Here, red again represents warmer-than-usual sea water and vice versa for blue.  The warm seas provide moist air that rides over the denser and colder air, giving rise to snow in the mid-latitudes and rain in the south, like Hong Kong.  No wonder it was always rainy weather whenever cold air reached Hong Kong this winter.

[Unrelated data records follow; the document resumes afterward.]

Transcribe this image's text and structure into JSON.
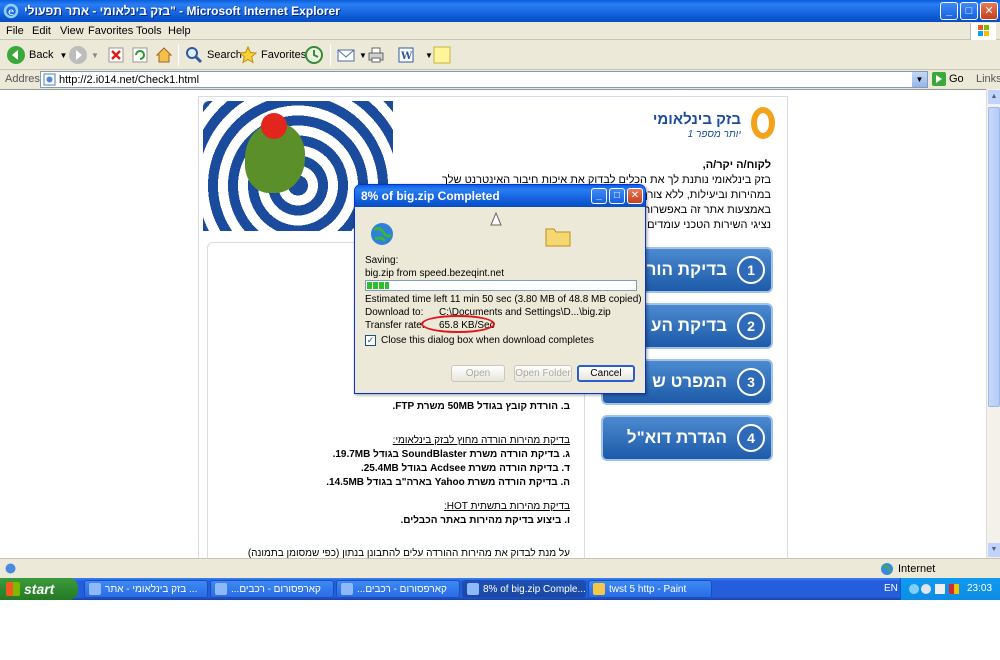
{
  "window": {
    "title": "בזק בינלאומי - אתר תפעולי\" - Microsoft Internet Explorer",
    "buttons": [
      "_",
      "□",
      "✕"
    ]
  },
  "menu": [
    "File",
    "Edit",
    "View",
    "Favorites",
    "Tools",
    "Help"
  ],
  "toolbar": {
    "back_label": "Back",
    "search_label": "Search",
    "favorites_label": "Favorites"
  },
  "address": {
    "label": "Address",
    "url": "http://2.i014.net/Check1.html",
    "go_label": "Go",
    "links_label": "Links"
  },
  "page": {
    "logo_text": "בזק בינלאומי",
    "logo_sub": "יותר מספר 1",
    "greeting": "לקוח/ה יקר/ה,",
    "intro_lines": [
      "בזק בינלאומי נותנת לך את הכלים לבדוק את איכות חיבור האינטרנט שלך",
      "במהירות וביעילות, ללא צורך בפנייה לשירות הלקוחות.",
      "באמצעות אתר זה באפשרותך לבדוק",
      "נציגי השירות הטכני עומדים לשירותך"
    ],
    "panel_lines": [
      "הורדת הקבצים המאוחסנים בשרתים",
      "ה , עלים להכפיל את נתון",
      "על מהירות הגלישה בקירוב."
    ],
    "item_b": "ב.  הורדת קובץ בגודל 50MB משרת FTP.",
    "outside_heading": "בדיקת מהירות הורדה מחוץ לבזק בינלאומי:",
    "item_g": "ג.  בדיקת הורדה משרת SoundBlaster בגודל 19.7MB.",
    "item_d": "ד.  בדיקת הורדה משרת Acdsee בגודל 25.4MB.",
    "item_h": "ה.  בדיקת הורדה משרת Yahoo בארה\"ב בגודל 14.5MB.",
    "hot_heading": "בדיקת מהירות בתשתית HOT:",
    "item_v": "ו.  ביצוע בדיקת מהירות באתר הכבלים.",
    "note_line": "על מנת לבדוק את מהירות ההורדה עלים להתבונן בנתון (כפי שמסומן בתמונה)",
    "nav_buttons": [
      {
        "num": "1",
        "label": "בדיקת הור"
      },
      {
        "num": "2",
        "label": "בדיקת הע"
      },
      {
        "num": "3",
        "label": "המפרט ש"
      },
      {
        "num": "4",
        "label": "הגדרת דוא\"ל"
      }
    ]
  },
  "dialog": {
    "title": "8% of big.zip Completed",
    "saving_label": "Saving:",
    "saving_value": "big.zip from speed.bezeqint.net",
    "progress_fraction": 0.08,
    "eta_line": "Estimated time left  11 min 50 sec (3.80 MB of 48.8 MB copied)",
    "download_to_label": "Download to:",
    "download_to_value": "C:\\Documents and Settings\\D...\\big.zip",
    "rate_label": "Transfer rate:",
    "rate_value": "65.8 KB/Sec",
    "close_checkbox_label": "Close this dialog box when download completes",
    "open_label": "Open",
    "open_folder_label": "Open Folder",
    "cancel_label": "Cancel",
    "accent_color": "#e2141a"
  },
  "status": {
    "zone_label": "Internet"
  },
  "taskbar": {
    "start_label": "start",
    "tasks": [
      "בזק בינלאומי - אתר ...",
      "...קארפסורום - רכבים",
      "...קארפסורום - רכבים",
      "8% of big.zip Comple...",
      "twst 5 http - Paint"
    ],
    "lang": "EN",
    "clock": "23:03"
  }
}
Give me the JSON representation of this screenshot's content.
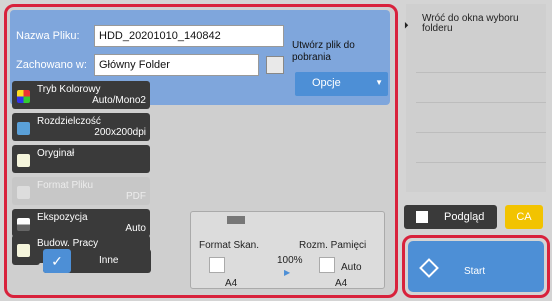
{
  "form": {
    "filename_label": "Nazwa Pliku:",
    "filename_value": "HDD_20201010_140842",
    "saved_label": "Zachowano w:",
    "saved_value": "Główny Folder",
    "create_label_line1": "Utwórz plik do",
    "create_label_line2": "pobrania",
    "options_label": "Opcje"
  },
  "settings": [
    {
      "title": "Tryb Kolorowy",
      "value": "Auto/Mono2",
      "icon": "color-mode-icon",
      "enabled": true
    },
    {
      "title": "Rozdzielczość",
      "value": "200x200dpi",
      "icon": "resolution-icon",
      "enabled": true
    },
    {
      "title": "Oryginał",
      "value": "",
      "icon": "original-icon",
      "enabled": true
    },
    {
      "title": "Format Pliku",
      "value": "PDF",
      "icon": "file-format-icon",
      "enabled": false
    },
    {
      "title": "Ekspozycja",
      "value": "Auto",
      "icon": "exposure-icon",
      "enabled": true
    },
    {
      "title": "Budow. Pracy",
      "value": "",
      "icon": "job-build-icon",
      "enabled": true
    }
  ],
  "other_label": "Inne",
  "scan_info": {
    "format_label": "Format Skan.",
    "memory_label": "Rozm. Pamięci",
    "ratio": "100%",
    "scan_size": "A4",
    "memory_size": "A4",
    "auto_label": "Auto"
  },
  "right": {
    "back_line1": "Wróć do okna wyboru",
    "back_line2": "folderu",
    "preview_label": "Podgląd",
    "ca_label": "CA",
    "start_label": "Start"
  },
  "colors": {
    "accent_blue": "#4d8fd6",
    "highlight_red": "#d8223c",
    "ca_yellow": "#f2c300"
  }
}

This condition is not only consistent with global warming, but it is likely to occur more frequently in some places because of global warming.  The ocean has a long memory.  The warming of the atmosphere produced by human activities will reside in the memory of the ocean for a much longer time.  Nowadays, on average, the oceans are warmer than they were decades ago.  So, chances are that in winter in the future, we can expect the warm oceans to feed warm moist air to the continent more frequently, waiting for the burst of cold air from the north to create the snowstorms that many places witnessed these past couple of months.